- Directions for this task -
Return the full set of entries precisely. Do not carry over any pictures.

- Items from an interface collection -
/---
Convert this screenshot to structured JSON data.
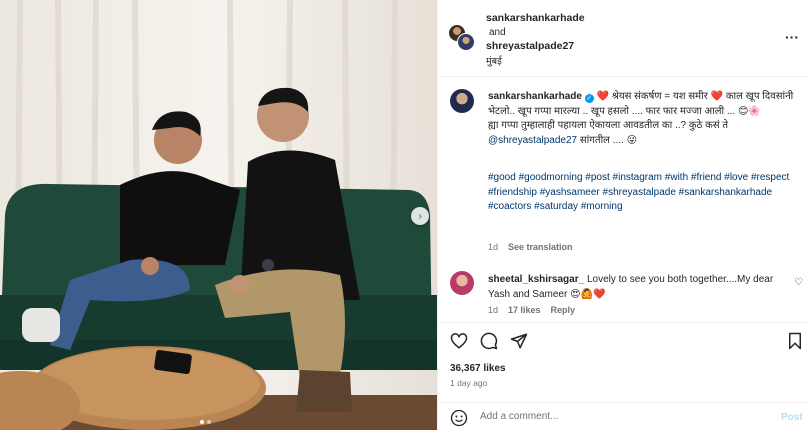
{
  "post": {
    "user1": "sankarshankarhade",
    "and": "and",
    "user2": "shreyastalpade27",
    "location": "मुंबई",
    "more_icon": "more-icon"
  },
  "caption": {
    "username": "sankarshankarhade",
    "line1": "❤️ श्रेयस संकर्षण = यश समीर ❤️ काल खूप दिवसांनी भेटलो.. खूप गप्पा मारल्या .. खूप हसलो .... फार फार मज्जा आली ... 😊🌸",
    "line2": "ह्या गप्पा तुम्हालाही पहायला ऐकायला आवडतील का ..? कुठे कसं ते",
    "mention": "@shreyastalpade27",
    "line3": "सांगतील .... 😜",
    "hashtags": "#good #goodmorning #post #instagram #with #friend #love #respect #friendship #yashsameer #shreyastalpade #sankarshankarhade #coactors #saturday #morning",
    "time": "1d",
    "see_translation": "See translation"
  },
  "comment": {
    "username": "sheetal_kshirsagar_",
    "text": "Lovely to see you both together....My dear Yash and Sameer 😍🙆❤️",
    "time": "1d",
    "likes": "17 likes",
    "reply": "Reply"
  },
  "stats": {
    "likes": "36,367 likes",
    "ago": "1 day ago"
  },
  "composer": {
    "placeholder": "Add a comment...",
    "post_label": "Post"
  },
  "colors": {
    "link": "#00376b",
    "meta": "#737373",
    "verified": "#0095f6",
    "post_disabled": "#b2dffc"
  }
}
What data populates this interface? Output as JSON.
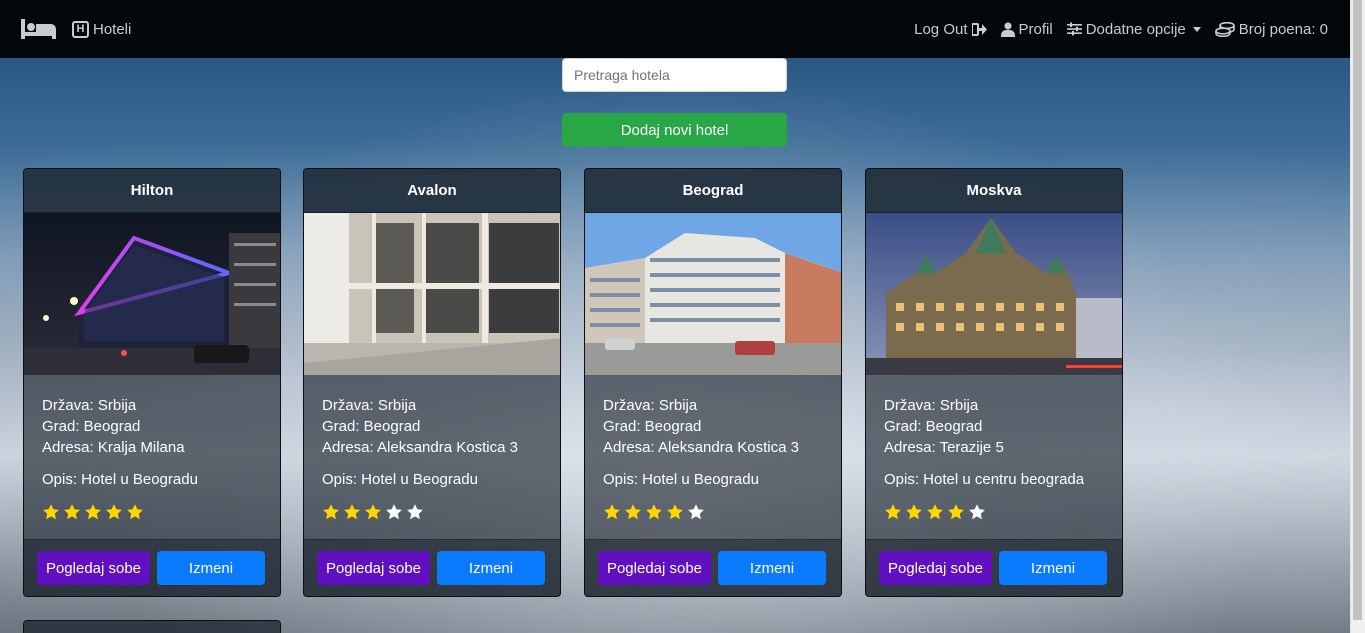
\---
- Exercise result -
Convert this screenshot to structured JSON data.
{
  "post": {
    "user1": "sankarshankarhade",
    "and": "and",
    "user2": "shreyastalpade27",
    "location": "मुंबई",
    "more_icon": "more-icon"
  },
  "caption": {
    "username": "sankarshankarhade",
    "line1": "❤️ श्रेयस संकर्षण = यश समीर ❤️ काल खूप दिवसांनी भेटलो.. खूप गप्पा मारल्या .. खूप हसलो .... फार फार मज्जा आली ... 😊🌸",
    "line2": "ह्या गप्पा तुम्हालाही पहायला ऐकायला आवडतील का ..? कुठे कसं ते",
    "mention": "@shreyastalpade27",
    "line3": "सांगतील .... 😜",
    "hashtags": "#good #goodmorning #post #instagram #with #friend #love #respect #friendship #yashsameer #shreyastalpade #sankarshankarhade #coactors #saturday #morning",
    "time": "1d",
    "see_translation": "See translation"
  },
  "comment": {
    "username": "sheetal_kshirsagar_",
    "text": "Lovely to see you both together....My dear Yash and Sameer 😍🙆❤️",
    "time": "1d",
    "likes": "17 likes",
    "reply": "Reply"
  },
  "stats": {
    "likes": "36,367 likes",
    "ago": "1 day ago"
  },
  "composer": {
    "placeholder": "Add a comment...",
    "post_label": "Post"
  },
  "colors": {
    "link": "#00376b",
    "meta": "#737373",
    "verified": "#0095f6",
    "post_disabled": "#b2dffc"
  }
}
What data populates this interface? Output as JSON.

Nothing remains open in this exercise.